you, just like that.
| These articles, coming one right
after another just as quick as a
flash, deal with quite a few things,
and mostly sort of mixed up. Frank
Sullivan is particularly smart at
making something look like maybe
a newspaper story, or a book re
view, or an editorial, when all the
time it is going to turn out that it
was a weather report or a Greek
tragedy or both. Nobody knows
but Frank Sullivan. That’s the
confusing thing about it. But after
all, what difference does it make?
Sometimes it seems as though
all along he was intending to con
fuse you. By the end you are sure
The New Yorker prints Frank
Sullivan's stuff, along with Robert
Benchley's and James Thurber’s,
and Alexander Woolcott’s, and a
darn good thing too, because there
isn’t anybody that won't, if given
the opportunity, enjoy a good

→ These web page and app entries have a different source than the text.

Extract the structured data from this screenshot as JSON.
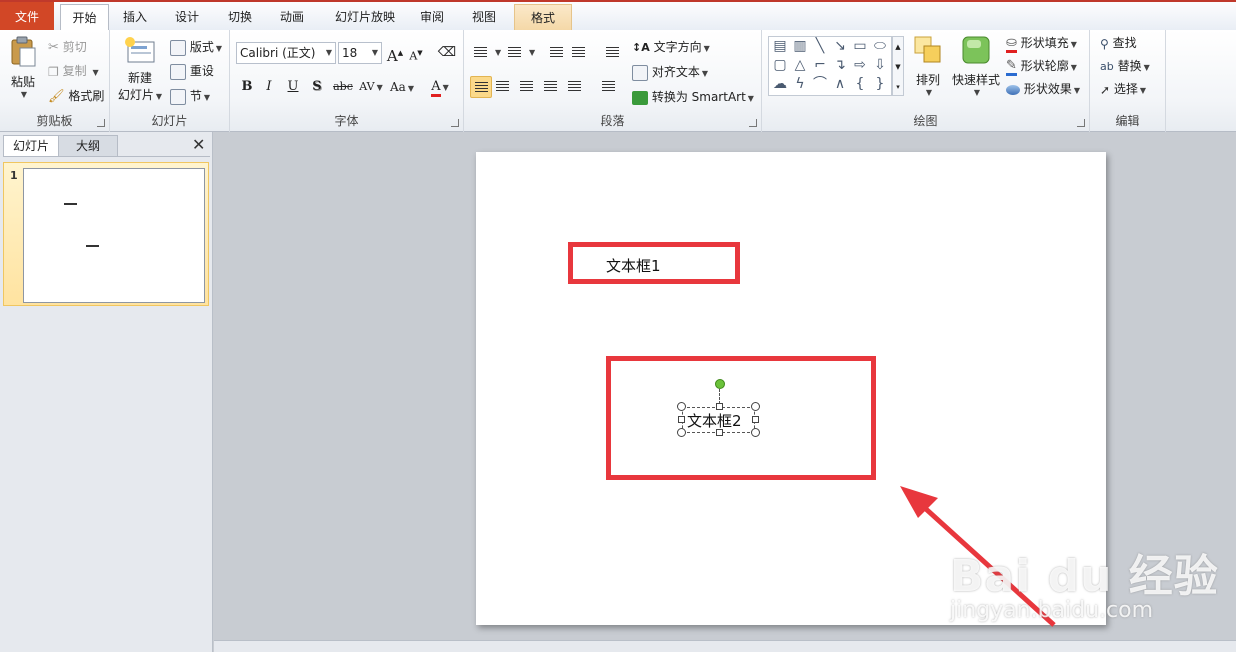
{
  "tabs": {
    "file": "文件",
    "home": "开始",
    "insert": "插入",
    "design": "设计",
    "transitions": "切换",
    "animations": "动画",
    "slideshow": "幻灯片放映",
    "review": "审阅",
    "view": "视图",
    "format": "格式"
  },
  "clipboard": {
    "paste": "粘贴",
    "cut": "剪切",
    "copy": "复制",
    "format_painter": "格式刷",
    "label": "剪贴板"
  },
  "slides_group": {
    "new_slide_1": "新建",
    "new_slide_2": "幻灯片",
    "layout": "版式",
    "reset": "重设",
    "section": "节",
    "label": "幻灯片"
  },
  "font": {
    "name": "Calibri (正文)",
    "size": "18",
    "bold": "B",
    "italic": "I",
    "underline": "U",
    "shadow": "S",
    "strikethrough": "abc",
    "spacing": "AV",
    "change_case": "Aa",
    "grow": "A",
    "shrink": "A",
    "color_letter": "A",
    "label": "字体"
  },
  "paragraph": {
    "text_direction": "文字方向",
    "align_text": "对齐文本",
    "convert_smartart": "转换为 SmartArt",
    "label": "段落"
  },
  "drawing": {
    "arrange": "排列",
    "quick_styles": "快速样式",
    "shape_fill": "形状填充",
    "shape_outline": "形状轮廓",
    "shape_effects": "形状效果",
    "label": "绘图"
  },
  "editing": {
    "find": "查找",
    "replace": "替换",
    "select": "选择",
    "label": "编辑"
  },
  "left_pane": {
    "tab_slides": "幻灯片",
    "tab_outline": "大纲",
    "close": "✕",
    "slide_number": "1"
  },
  "slide": {
    "textbox1": "文本框1",
    "textbox2": "文本框2"
  },
  "watermark": {
    "brand": "Bai du 经验",
    "url": "jingyan.baidu.com"
  },
  "colors": {
    "accent_red": "#e8373d",
    "file_tab": "#d24726",
    "selection": "#fbd98a"
  }
}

hearty laugh. And the more they
laugh at it all, the more it hurts;
the whole thing is sometimes just
too much, as we girls used to say.
Too terribly, terribly much. It’s a 4
pretty much magazine, after all,
and Frank Sullivan is one of the
muchest men writing in America
today. At any moment, during
"Broccoli and Old Lace,’ ’one is
apt to run into a lot of fun.
New Civilization" is the topic for
the Y. M. C. A. discussion group
tonight from 7:30 to 8:30. Profes
sor Jesse H. Bond will be the
Phi Beta will hold an important
business meeting this afternoon at
5' o'clock sharp at Westminster
house. All active members and
pledges be present.
Music group of Philomelete will
hold an important business meet
ing at Kappa Delta house at 7:30
Alpha Delta Sigma will hold an
important meeting today at 4
o'clock in Professor Thacher’s of
fice. All members be there.
Alpha Gamma Delta announces
the pledging of Alvhild Erickson
of Rainier, Oregon.
Office girls of Y. W. C. A. and
A. W. S. please meet at the Y bun
galow today at 4:30 for business
meeting and tea.
Members of Theta Sigma Phi
and Gamma Alpha Chi who are
helping with registration of press
delegates this week-end, see Arne
Rae before 2 p. m. today.
Sigma Delta Chi pledges meet
ing tonight at 7:30 in the Journal
ism building. Very important, be
The expenditure for education in
the United States in 1931, as esti
mated by the federal office of edu
cation, were $3,200,000,000.
» criedihe willowy Winona c
“And why not, my gal?” demanded Jo
sephus Universitas (Joe College), thrust
ing his classic chin against her heaving
“Because,” replied Winona, “you will not
be annoyed on the campus by his sloppy
clothes any longer. He has promised that,
if spared, he will change and buy his
clothes from Eugene merchants who ad
vertise in the Emerald."
Good, clothing may be
Paul D. Green
McMorran & Washburne